Montréal was the Renault team’s best weekend of the year. Both the works cars and both Renault-powered McLarens made it Q3, with Daniel Ricciardo being the best placed in fourth spot on the grid.
On Sunday they had two drivers in the points. After a tough time, it seems there is light at the end of the tunnel for the French marque, although there is still a significant gap in performance terms to the top three teams.
Ricciardo eventually finished in sixth place, with Hulkenberg seventh, but they were both lapped. Formula 1 needs the teams to be more closely matched – something we are working on as we head into the final stages of producing regulations for 2021 and beyond – but in the meantime it’s great to see that a prestigious manufacturer squad such as Renault is beginning to see some reward for all its effort.

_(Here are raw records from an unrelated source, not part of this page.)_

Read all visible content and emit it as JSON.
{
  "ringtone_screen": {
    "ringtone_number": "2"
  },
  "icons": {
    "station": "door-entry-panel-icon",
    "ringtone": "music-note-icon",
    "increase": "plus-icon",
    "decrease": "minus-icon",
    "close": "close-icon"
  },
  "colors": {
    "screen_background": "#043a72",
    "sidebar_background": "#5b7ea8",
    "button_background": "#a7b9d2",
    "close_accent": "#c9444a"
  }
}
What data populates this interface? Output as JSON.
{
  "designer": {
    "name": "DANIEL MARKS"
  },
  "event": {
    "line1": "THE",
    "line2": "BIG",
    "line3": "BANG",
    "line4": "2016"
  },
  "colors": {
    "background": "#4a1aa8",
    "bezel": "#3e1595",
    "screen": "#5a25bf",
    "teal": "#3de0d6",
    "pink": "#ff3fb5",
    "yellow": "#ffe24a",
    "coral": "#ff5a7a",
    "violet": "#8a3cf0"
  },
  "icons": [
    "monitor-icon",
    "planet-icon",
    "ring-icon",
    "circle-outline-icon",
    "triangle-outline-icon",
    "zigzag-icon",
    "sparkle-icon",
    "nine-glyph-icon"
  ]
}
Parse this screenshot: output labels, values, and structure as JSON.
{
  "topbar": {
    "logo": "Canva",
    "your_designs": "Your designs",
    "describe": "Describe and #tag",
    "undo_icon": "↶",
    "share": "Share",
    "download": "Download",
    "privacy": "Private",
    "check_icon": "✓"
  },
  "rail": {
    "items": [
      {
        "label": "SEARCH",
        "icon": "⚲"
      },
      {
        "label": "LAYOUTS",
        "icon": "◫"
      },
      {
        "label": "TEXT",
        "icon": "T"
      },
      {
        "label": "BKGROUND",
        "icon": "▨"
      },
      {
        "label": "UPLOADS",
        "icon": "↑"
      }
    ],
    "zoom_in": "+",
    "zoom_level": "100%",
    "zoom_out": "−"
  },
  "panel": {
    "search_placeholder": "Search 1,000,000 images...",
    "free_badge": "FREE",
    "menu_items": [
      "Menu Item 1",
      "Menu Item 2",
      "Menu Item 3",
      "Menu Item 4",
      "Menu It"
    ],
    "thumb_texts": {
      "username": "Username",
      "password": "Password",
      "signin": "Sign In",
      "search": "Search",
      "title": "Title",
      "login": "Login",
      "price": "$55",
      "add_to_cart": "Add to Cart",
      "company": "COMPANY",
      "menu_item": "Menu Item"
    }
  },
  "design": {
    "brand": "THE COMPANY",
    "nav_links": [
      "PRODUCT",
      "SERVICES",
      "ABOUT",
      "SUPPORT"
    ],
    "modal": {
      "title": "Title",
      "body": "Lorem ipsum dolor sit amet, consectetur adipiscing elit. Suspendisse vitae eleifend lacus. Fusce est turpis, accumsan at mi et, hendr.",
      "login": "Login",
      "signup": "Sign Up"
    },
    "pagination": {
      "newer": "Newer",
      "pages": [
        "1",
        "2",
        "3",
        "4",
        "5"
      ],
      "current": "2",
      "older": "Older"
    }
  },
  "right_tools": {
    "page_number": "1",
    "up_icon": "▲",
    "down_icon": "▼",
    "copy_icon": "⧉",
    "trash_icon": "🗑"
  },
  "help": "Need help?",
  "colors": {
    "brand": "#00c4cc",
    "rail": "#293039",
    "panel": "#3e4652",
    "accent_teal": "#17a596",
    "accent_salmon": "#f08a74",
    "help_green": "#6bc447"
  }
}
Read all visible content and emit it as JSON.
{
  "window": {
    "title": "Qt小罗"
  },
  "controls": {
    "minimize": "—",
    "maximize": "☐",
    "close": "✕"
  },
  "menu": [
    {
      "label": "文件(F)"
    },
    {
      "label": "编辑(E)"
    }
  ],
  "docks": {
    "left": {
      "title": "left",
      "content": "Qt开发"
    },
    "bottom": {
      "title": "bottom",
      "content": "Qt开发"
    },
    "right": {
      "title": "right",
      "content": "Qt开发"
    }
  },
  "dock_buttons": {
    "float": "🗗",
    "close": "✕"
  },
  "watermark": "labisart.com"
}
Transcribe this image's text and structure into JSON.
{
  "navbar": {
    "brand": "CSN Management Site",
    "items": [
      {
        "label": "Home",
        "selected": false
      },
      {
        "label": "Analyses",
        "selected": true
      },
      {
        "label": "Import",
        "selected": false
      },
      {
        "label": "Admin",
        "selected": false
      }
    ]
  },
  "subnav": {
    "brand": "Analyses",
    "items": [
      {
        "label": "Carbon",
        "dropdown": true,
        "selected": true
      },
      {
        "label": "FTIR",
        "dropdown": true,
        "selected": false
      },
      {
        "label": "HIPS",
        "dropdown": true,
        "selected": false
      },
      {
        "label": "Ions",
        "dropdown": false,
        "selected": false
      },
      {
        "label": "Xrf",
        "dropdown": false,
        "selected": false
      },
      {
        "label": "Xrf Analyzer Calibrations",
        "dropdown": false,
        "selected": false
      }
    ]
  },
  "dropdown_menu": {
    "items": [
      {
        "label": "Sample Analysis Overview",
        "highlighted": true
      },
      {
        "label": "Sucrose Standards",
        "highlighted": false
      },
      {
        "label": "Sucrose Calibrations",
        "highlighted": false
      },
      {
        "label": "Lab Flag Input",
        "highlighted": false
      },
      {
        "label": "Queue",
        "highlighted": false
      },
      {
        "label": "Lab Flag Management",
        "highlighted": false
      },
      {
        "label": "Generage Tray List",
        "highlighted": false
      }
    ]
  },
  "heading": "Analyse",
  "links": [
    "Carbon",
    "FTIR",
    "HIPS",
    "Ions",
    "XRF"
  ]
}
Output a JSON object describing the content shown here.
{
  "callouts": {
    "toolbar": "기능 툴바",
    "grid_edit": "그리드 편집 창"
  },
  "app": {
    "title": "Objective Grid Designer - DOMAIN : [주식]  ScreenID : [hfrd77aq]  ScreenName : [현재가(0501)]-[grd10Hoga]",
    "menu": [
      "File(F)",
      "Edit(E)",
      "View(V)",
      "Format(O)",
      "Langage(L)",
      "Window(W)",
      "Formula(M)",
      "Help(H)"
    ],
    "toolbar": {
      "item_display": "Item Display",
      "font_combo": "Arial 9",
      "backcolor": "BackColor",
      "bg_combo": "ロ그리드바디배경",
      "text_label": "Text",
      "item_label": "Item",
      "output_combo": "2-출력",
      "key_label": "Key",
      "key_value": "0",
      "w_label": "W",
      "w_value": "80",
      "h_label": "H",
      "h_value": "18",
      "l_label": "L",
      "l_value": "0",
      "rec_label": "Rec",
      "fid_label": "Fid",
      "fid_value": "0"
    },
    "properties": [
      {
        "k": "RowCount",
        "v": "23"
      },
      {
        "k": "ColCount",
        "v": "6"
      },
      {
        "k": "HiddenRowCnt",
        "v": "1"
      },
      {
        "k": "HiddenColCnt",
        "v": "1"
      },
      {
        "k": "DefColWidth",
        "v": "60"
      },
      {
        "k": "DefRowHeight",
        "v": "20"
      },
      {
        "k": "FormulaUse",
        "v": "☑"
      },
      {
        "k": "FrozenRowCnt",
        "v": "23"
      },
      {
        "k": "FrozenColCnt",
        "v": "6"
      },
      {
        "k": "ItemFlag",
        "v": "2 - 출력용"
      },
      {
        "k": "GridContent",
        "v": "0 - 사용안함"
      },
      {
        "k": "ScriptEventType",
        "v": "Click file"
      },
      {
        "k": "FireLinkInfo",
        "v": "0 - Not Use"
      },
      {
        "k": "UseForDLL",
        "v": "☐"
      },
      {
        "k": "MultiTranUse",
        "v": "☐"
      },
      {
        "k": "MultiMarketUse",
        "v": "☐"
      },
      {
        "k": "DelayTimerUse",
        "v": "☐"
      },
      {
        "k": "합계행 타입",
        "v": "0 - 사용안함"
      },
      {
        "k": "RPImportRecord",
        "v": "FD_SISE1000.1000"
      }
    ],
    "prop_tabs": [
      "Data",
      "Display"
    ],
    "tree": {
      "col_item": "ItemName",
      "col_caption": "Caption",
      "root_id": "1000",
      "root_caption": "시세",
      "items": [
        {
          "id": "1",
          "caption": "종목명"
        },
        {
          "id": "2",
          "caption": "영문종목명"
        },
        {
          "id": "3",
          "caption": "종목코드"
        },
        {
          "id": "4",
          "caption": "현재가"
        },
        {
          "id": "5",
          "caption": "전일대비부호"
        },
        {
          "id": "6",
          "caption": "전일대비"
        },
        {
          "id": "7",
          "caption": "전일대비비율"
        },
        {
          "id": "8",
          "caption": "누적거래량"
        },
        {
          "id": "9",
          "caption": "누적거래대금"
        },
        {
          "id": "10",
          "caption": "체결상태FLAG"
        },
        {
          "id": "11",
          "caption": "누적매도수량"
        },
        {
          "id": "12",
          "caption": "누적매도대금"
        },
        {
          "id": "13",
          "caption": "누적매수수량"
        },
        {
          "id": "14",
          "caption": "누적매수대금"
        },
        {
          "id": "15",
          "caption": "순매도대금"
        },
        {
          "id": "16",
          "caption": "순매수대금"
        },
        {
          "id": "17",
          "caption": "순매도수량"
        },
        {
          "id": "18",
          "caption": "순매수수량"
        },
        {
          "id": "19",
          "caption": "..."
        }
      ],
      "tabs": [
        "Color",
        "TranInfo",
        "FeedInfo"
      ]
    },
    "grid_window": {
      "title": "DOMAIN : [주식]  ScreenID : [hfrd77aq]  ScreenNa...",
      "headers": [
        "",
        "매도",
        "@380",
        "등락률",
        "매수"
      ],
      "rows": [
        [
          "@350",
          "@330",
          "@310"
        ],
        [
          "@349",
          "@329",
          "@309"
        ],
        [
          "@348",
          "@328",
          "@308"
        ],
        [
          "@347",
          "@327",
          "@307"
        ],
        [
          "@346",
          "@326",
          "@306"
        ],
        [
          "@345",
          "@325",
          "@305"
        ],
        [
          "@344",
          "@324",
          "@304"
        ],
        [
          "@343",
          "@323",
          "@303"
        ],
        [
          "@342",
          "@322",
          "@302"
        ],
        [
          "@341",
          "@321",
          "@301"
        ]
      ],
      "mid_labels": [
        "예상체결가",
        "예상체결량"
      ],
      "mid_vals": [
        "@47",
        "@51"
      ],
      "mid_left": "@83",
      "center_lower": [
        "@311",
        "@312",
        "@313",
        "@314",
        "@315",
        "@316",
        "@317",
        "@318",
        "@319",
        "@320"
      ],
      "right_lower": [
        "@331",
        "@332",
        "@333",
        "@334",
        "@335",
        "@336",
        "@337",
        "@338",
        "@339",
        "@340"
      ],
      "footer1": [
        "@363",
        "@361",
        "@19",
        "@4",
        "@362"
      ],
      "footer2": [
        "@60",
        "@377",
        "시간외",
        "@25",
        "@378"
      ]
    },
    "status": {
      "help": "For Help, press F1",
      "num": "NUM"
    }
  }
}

Ricciardo’s fourth place in qualifying is definitely a good sign, and a good race performance from the Australian – in which he treated us to a great but all too brief battle with Mercedes’ Valtteri Bottas – and from his German team-mate are evidence that Renault may be bouncing back.
We now head to the team’s home race at Paul Ricard, which will surely give them even more motivation.
Lance shines in a race of attrition
If ever there was evidence that a home event provides a boost, you need look no further than Lance Stroll’s weekend at the Circuit Gilles Villeneuve.
The Canadian youngster took a great ninth place, a result you would not have bet on given his travails earlier in the weekend. On Saturday morning, Lance didn’t even post a lap time in FP3 after his latest spec Mercedes power unit went up in smoke after a few kilometres.
He was thus forced to revert to an older specification PU that was coming towards the end of its mileage limit. After failing to make the cut at the end of Q1, this time joined by his team-mate Perez, even his most ardent fans wouldn’t have held out much hope of seeing him finish in the points.
But Lance did a great job of managing a long 45-lap first stint on hard compound tyres, before pushing hard to the flag on mediums. His two points for ninth were an excellent reward at the end of a difficult weekend and they’ll surely act as a confidence booster for the rest of the season.